Data protection usually means several different things. It can mean protecting entered data from being altered or destroyed by mistake, making sure that data is entered in a correct way or preventing the data from being shared by unauthorized people.
The terms integrity and security are often used in this context and although the two concepts seem similar at a first glance, they are in fact quite different. Security refers to the protection of data against unauthorized access, whereas integrity refers to the validity of data, i.e.:
- Security involves assuring that the users are allowed to do what they are trying to do.
- Integrity involves assuring that what the users are trying to do is correct.
We will mostly discuss data security, since the tools for data integrity are provided by the DBMS.
The Right to Alter Data
The first step in security is to make sure that users cannot erase or change data inadvertently. For multi-user systems this implies using an operating system and a database management system with adequate protection. Examples of such operating systems for PCs are Windows NT or Novell. Examples of such database management systems are ORACLE, SQL Server or Informix.
If data are not protected by the operating system, it will always be possible to delete data by mistake. This is true even if the file is password protected.
The next step is to set up privileges for the authorized users. In a correctly set up system it should be impossible to do anything with the data unless the correct tools are used, i.e. tools that can check whether you are authorized to do what you are trying to do.
For the single user most of the security problems do not exist. It is thus often sufficient to make regular back-ups of the data files.
The Right to View Data
The final issue in data security concerns the security when handling confidential information. If the security issues above concern the right to alter data, this point rather concerns the right to view data. Most database management systems have means to prevent people from looking at data residing in the database. They cannot, however, prevent people from looking at a copy of the data found in a QlikView file. For this purpose, QlikView has its own means of preventing unauthorized people from viewing data. One must, however, be aware of the fact that the QlikView access restriction tool only concerns the right to see data. QlikView can never prevent users from destroying data with other tools. Only the operating system can.
Data integrity implies a structured data flow. Data entry procedures must be set up to make sure that data are entered in a uniform way. A good way to do this is to design forms with the DBMS. Forms also prevent users from entering non valid values, e.g. nonexistent customer numbers, into a database.

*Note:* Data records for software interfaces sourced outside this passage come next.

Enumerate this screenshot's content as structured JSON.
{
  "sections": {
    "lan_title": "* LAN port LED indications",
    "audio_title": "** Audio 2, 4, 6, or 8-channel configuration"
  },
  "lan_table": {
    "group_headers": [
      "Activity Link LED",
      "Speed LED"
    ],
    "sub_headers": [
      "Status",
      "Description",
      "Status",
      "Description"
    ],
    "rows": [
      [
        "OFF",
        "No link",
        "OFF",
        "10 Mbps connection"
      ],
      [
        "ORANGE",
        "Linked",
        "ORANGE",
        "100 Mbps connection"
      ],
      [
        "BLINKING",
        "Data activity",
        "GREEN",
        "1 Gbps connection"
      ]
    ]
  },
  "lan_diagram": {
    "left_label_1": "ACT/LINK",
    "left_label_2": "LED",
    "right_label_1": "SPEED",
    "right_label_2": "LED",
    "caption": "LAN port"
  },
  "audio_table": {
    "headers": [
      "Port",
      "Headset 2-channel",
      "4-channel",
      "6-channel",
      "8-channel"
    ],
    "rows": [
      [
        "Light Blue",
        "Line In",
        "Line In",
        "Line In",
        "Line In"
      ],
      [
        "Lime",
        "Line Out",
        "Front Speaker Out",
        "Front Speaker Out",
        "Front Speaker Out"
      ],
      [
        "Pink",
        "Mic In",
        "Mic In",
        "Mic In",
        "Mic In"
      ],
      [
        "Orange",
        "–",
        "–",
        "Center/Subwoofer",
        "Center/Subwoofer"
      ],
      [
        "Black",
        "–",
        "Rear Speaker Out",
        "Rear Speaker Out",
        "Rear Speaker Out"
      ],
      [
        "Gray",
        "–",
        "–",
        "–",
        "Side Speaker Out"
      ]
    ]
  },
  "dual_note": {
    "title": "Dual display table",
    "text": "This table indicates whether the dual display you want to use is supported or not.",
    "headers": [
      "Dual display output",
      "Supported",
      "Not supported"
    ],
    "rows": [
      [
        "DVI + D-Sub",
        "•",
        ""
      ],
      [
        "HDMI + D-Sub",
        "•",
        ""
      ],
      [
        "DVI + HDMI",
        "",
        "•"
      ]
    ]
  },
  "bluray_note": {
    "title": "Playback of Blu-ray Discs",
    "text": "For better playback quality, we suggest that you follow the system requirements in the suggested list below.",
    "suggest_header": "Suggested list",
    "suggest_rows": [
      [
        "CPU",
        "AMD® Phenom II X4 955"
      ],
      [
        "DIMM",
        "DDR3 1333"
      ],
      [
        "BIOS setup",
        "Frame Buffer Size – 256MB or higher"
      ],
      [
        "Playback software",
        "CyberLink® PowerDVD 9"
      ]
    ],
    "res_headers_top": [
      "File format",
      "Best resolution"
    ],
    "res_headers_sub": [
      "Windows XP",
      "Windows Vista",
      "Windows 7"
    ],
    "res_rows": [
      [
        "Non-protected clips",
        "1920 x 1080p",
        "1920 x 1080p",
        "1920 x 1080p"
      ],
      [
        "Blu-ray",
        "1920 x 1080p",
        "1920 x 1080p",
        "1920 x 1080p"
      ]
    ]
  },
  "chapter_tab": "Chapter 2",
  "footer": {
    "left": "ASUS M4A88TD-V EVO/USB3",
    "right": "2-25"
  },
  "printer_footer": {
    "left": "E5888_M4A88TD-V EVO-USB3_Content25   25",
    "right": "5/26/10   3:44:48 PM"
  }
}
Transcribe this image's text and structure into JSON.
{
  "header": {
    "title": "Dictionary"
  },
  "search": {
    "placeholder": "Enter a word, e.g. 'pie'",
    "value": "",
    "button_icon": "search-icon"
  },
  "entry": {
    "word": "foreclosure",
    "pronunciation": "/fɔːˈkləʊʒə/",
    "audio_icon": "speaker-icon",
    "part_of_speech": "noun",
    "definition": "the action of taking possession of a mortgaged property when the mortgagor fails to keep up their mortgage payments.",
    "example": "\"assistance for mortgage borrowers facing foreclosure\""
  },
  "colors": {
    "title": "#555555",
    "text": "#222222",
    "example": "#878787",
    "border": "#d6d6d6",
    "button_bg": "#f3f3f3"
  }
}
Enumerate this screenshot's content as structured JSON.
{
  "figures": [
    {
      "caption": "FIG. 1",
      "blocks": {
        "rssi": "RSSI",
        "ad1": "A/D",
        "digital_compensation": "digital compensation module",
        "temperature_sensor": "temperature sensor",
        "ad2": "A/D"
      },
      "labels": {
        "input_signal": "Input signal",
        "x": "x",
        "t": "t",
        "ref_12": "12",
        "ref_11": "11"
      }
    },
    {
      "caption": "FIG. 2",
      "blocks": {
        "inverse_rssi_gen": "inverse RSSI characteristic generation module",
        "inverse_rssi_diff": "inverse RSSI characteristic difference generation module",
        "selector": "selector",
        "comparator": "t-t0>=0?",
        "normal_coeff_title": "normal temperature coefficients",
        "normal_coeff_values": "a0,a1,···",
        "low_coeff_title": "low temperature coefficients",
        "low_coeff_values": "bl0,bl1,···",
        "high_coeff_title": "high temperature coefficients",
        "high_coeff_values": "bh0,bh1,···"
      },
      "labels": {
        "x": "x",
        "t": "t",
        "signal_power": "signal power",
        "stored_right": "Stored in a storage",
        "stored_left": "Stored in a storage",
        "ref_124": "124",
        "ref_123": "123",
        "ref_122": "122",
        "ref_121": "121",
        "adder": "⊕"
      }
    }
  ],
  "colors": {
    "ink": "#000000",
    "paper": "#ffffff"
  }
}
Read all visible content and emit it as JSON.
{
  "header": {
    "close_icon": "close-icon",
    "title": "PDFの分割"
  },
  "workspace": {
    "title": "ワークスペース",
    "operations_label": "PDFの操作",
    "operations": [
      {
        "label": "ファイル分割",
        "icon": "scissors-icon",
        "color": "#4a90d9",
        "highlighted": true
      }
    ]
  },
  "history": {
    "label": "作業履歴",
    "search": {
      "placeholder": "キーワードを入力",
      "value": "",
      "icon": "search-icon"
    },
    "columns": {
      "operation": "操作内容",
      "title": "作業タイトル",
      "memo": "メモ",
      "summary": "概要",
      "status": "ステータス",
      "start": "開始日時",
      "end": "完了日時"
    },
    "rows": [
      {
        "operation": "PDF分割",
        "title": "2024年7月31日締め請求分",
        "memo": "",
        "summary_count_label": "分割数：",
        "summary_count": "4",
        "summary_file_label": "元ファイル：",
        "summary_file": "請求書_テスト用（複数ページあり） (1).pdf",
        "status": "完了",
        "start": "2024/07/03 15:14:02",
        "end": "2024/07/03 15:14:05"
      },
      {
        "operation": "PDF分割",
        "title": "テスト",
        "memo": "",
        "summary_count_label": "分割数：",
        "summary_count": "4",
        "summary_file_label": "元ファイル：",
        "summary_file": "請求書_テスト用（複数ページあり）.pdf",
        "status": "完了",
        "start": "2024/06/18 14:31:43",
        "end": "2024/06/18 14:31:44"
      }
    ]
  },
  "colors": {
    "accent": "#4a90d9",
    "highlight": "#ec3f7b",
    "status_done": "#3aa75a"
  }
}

When working with single-user databases, one must also be careful not to have more than one person using the database at a time. Multi-user databases can, as the name implies, handle several people editing the database simultaneously.
Another aspect related to this issue is the following: One must always know if a file or a database is the original or a copy. If this is not the case, someone will most certainly start entering data into a copy of the database.